──────── Given data

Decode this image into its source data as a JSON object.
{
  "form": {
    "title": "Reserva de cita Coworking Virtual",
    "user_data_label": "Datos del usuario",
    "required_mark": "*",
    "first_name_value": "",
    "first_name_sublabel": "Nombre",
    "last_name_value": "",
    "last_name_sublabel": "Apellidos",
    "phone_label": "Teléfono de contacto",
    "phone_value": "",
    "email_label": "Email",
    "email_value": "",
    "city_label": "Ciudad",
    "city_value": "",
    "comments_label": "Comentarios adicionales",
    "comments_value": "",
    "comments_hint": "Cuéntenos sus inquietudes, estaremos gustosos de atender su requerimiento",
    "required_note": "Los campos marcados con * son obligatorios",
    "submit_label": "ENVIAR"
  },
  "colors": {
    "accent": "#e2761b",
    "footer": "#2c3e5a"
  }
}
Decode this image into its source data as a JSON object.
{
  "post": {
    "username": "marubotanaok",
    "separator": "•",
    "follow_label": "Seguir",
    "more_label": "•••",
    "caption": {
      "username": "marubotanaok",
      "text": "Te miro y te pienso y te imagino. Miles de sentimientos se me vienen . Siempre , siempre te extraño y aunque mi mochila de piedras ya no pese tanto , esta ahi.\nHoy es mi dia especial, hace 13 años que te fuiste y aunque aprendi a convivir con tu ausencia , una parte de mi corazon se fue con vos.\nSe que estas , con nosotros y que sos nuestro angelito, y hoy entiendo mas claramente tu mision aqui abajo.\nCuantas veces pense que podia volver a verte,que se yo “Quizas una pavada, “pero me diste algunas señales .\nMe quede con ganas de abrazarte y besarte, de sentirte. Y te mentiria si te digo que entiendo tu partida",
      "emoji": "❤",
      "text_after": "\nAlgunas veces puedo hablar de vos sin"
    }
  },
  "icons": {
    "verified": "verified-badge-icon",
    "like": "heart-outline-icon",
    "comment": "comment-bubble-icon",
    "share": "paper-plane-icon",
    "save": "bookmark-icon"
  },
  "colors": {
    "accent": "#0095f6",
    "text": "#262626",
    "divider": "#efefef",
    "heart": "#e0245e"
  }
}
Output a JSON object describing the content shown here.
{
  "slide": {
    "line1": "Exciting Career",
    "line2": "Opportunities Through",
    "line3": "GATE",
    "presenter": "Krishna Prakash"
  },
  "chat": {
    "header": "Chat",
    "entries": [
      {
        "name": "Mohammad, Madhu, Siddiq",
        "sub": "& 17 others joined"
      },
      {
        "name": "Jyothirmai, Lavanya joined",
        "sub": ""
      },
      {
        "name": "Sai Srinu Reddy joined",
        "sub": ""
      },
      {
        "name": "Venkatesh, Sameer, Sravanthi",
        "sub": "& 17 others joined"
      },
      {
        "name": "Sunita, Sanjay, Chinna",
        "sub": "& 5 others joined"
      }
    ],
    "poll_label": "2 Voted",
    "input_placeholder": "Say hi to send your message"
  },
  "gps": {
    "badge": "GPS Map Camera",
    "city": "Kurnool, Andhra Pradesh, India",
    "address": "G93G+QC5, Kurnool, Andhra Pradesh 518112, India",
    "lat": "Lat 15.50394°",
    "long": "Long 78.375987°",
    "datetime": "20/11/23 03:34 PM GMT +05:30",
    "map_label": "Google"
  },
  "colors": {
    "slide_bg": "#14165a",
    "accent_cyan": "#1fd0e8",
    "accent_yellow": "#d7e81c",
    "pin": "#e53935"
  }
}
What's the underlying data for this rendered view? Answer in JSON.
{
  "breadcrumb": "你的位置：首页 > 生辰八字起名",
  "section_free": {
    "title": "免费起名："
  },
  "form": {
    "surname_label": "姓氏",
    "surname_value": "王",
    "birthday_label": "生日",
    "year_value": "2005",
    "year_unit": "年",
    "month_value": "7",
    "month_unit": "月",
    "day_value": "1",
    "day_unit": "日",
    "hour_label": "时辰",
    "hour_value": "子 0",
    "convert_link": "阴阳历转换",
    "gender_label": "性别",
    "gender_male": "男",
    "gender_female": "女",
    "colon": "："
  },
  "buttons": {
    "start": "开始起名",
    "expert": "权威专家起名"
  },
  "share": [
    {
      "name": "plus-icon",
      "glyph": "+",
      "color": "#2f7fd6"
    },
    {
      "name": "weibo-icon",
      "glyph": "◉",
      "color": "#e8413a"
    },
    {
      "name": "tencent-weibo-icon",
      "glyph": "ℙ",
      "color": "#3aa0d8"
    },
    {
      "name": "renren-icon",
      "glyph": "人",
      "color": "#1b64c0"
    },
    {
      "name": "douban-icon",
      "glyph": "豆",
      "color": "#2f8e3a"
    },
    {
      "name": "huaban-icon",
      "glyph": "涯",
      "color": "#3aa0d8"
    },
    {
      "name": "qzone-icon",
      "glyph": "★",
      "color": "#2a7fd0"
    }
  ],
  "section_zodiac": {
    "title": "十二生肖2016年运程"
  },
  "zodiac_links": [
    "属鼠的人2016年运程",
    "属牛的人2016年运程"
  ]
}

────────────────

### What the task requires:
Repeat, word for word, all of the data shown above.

### Worked solution:
Decode this image into its source data as a JSON object.
{
  "form": {
    "title": "Reserva de cita Coworking Virtual",
    "user_data_label": "Datos del usuario",
    "required_mark": "*",
    "first_name_value": "",
    "first_name_sublabel": "Nombre",
    "last_name_value": "",
    "last_name_sublabel": "Apellidos",
    "phone_label": "Teléfono de contacto",
    "phone_value": "",
    "email_label": "Email",
    "email_value": "",
    "city_label": "Ciudad",
    "city_value": "",
    "comments_label": "Comentarios adicionales",
    "comments_value": "",
    "comments_hint": "Cuéntenos sus inquietudes, estaremos gustosos de atender su requerimiento",
    "required_note": "Los campos marcados con * son obligatorios",
    "submit_label": "ENVIAR"
  },
  "colors": {
    "accent": "#e2761b",
    "footer": "#2c3e5a"
  }
}
Decode this image into its source data as a JSON object.
{
  "post": {
    "username": "marubotanaok",
    "separator": "•",
    "follow_label": "Seguir",
    "more_label": "•••",
    "caption": {
      "username": "marubotanaok",
      "text": "Te miro y te pienso y te imagino. Miles de sentimientos se me vienen . Siempre , siempre te extraño y aunque mi mochila de piedras ya no pese tanto , esta ahi.\nHoy es mi dia especial, hace 13 años que te fuiste y aunque aprendi a convivir con tu ausencia , una parte de mi corazon se fue con vos.\nSe que estas , con nosotros y que sos nuestro angelito, y hoy entiendo mas claramente tu mision aqui abajo.\nCuantas veces pense que podia volver a verte,que se yo “Quizas una pavada, “pero me diste algunas señales .\nMe quede con ganas de abrazarte y besarte, de sentirte. Y te mentiria si te digo que entiendo tu partida",
      "emoji": "❤",
      "text_after": "\nAlgunas veces puedo hablar de vos sin"
    }
  },
  "icons": {
    "verified": "verified-badge-icon",
    "like": "heart-outline-icon",
    "comment": "comment-bubble-icon",
    "share": "paper-plane-icon",
    "save": "bookmark-icon"
  },
  "colors": {
    "accent": "#0095f6",
    "text": "#262626",
    "divider": "#efefef",
    "heart": "#e0245e"
  }
}
Output a JSON object describing the content shown here.
{
  "slide": {
    "line1": "Exciting Career",
    "line2": "Opportunities Through",
    "line3": "GATE",
    "presenter": "Krishna Prakash"
  },
  "chat": {
    "header": "Chat",
    "entries": [
      {
        "name": "Mohammad, Madhu, Siddiq",
        "sub": "& 17 others joined"
      },
      {
        "name": "Jyothirmai, Lavanya joined",
        "sub": ""
      },
      {
        "name": "Sai Srinu Reddy joined",
        "sub": ""
      },
      {
        "name": "Venkatesh, Sameer, Sravanthi",
        "sub": "& 17 others joined"
      },
      {
        "name": "Sunita, Sanjay, Chinna",
        "sub": "& 5 others joined"
      }
    ],
    "poll_label": "2 Voted",
    "input_placeholder": "Say hi to send your message"
  },
  "gps": {
    "badge": "GPS Map Camera",
    "city": "Kurnool, Andhra Pradesh, India",
    "address": "G93G+QC5, Kurnool, Andhra Pradesh 518112, India",
    "lat": "Lat 15.50394°",
    "long": "Long 78.375987°",
    "datetime": "20/11/23 03:34 PM GMT +05:30",
    "map_label": "Google"
  },
  "colors": {
    "slide_bg": "#14165a",
    "accent_cyan": "#1fd0e8",
    "accent_yellow": "#d7e81c",
    "pin": "#e53935"
  }
}
What's the underlying data for this rendered view? Answer in JSON.
{
  "breadcrumb": "你的位置：首页 > 生辰八字起名",
  "section_free": {
    "title": "免费起名："
  },
  "form": {
    "surname_label": "姓氏",
    "surname_value": "王",
    "birthday_label": "生日",
    "year_value": "2005",
    "year_unit": "年",
    "month_value": "7",
    "month_unit": "月",
    "day_value": "1",
    "day_unit": "日",
    "hour_label": "时辰",
    "hour_value": "子 0",
    "convert_link": "阴阳历转换",
    "gender_label": "性别",
    "gender_male": "男",
    "gender_female": "女",
    "colon": "："
  },
  "buttons": {
    "start": "开始起名",
    "expert": "权威专家起名"
  },
  "share": [
    {
      "name": "plus-icon",
      "glyph": "+",
      "color": "#2f7fd6"
    },
    {
      "name": "weibo-icon",
      "glyph": "◉",
      "color": "#e8413a"
    },
    {
      "name": "tencent-weibo-icon",
      "glyph": "ℙ",
      "color": "#3aa0d8"
    },
    {
      "name": "renren-icon",
      "glyph": "人",
      "color": "#1b64c0"
    },
    {
      "name": "douban-icon",
      "glyph": "豆",
      "color": "#2f8e3a"
    },
    {
      "name": "huaban-icon",
      "glyph": "涯",
      "color": "#3aa0d8"
    },
    {
      "name": "qzone-icon",
      "glyph": "★",
      "color": "#2a7fd0"
    }
  ],
  "section_zodiac": {
    "title": "十二生肖2016年运程"
  },
  "zodiac_links": [
    "属鼠的人2016年运程",
    "属牛的人2016年运程"
  ]
}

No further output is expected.